For those who have not been following the Megaman fallout closely, I will give you a brief, abridged timeline of the key events that lead up to the current debacle:

1987-2009: Megaman, a.k.a. Rockman, is one of the most well known and beloved franchises in the history of video games, selling around 29 million copies over the life of the franchise worldwide. The iconic “blue bomber” has starred in a long running series of games, side series, spinoff games, and even his own animated series. Fans eagerly await the upcoming Megaman Legends 3, the anticipated new entry in a highly popular spinoff series.

2010: Keiji Inafune, lead producer of the Megaman series for over 22 years, announces his departure from Capcom due to what is speculated to be “creative differences.”

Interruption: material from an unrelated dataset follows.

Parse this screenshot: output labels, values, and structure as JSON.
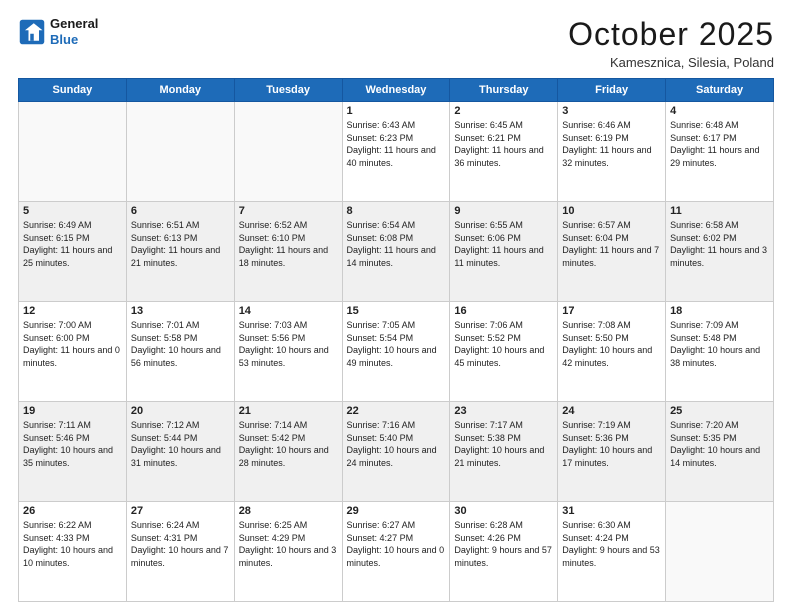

2011: Trolling begins. Development on Megaman Legends 3 is suspended indefinitely. The long awaited Marvel vs. Capcom 3 is released, with the iconic Megaman being conspicuously absent from the cast, although his partner Zero is included, as well as Tron Bonne from the Legends line of games.

Late 2011: Despite huge volume of fan requests, Megaman is still absent from the follow up Ultimate Marvel vs. Capcom 3, which introduced 12 new characters to the roster. DLC costumes for various characters are teasing acknowledgements and “tributes” to Megaman.

2012: 25th anniversary of the franchise. Proclaiming that “this is my destiny!”, “Mega Man” is announced for the upcoming crossover fighting game Street Fighter x Tekken and he looks like this:

This is my destiny!

At this point I think it is apparent to anyone what Capcom is up to. Petty revenge certainly comes to mind as a way of getting back at Inafune for bailing on the company by way of mistreating his beloved creation. But it is also a pretty flagrant F U to the fans, who have been clamoring for the inclusion of the classic character in some of the more significant releases by the company which are meant to showcase their “mascot” characters. What is baffling is how a company can blatantly snub one of its most enduring fanbases in such a backhanded way. It makes one wonder who calls the shots in the higher tiers at Capcom and what exactly is going through their mind when they sign off on such things.
The interesting question that ultimately emerges is this: How much respect does a company owe to their own intellectual property? Some companies will often make a mockery of their less successful or unpopular experiments as a way of sweeping them under the rug or “apologizing,” but that is clearly not the case in this instance; Megaman is one of the flagship franchises that put Capcom where it is today, even before the heyday of Street Fighter and the like. What they are doing is effectively holding their own character hostage and further alienating a disenchanted fanbase that represents a sizable amount of their support over the years. Is it permissible? Is it ethical? Is it business smart? We see that you know what you are doing Capcom, but with what end in mind? What will become of the Blue Bomber?

Big questions: If you create a something successful that millions of people love, how beholden are you to the IP and to your fans?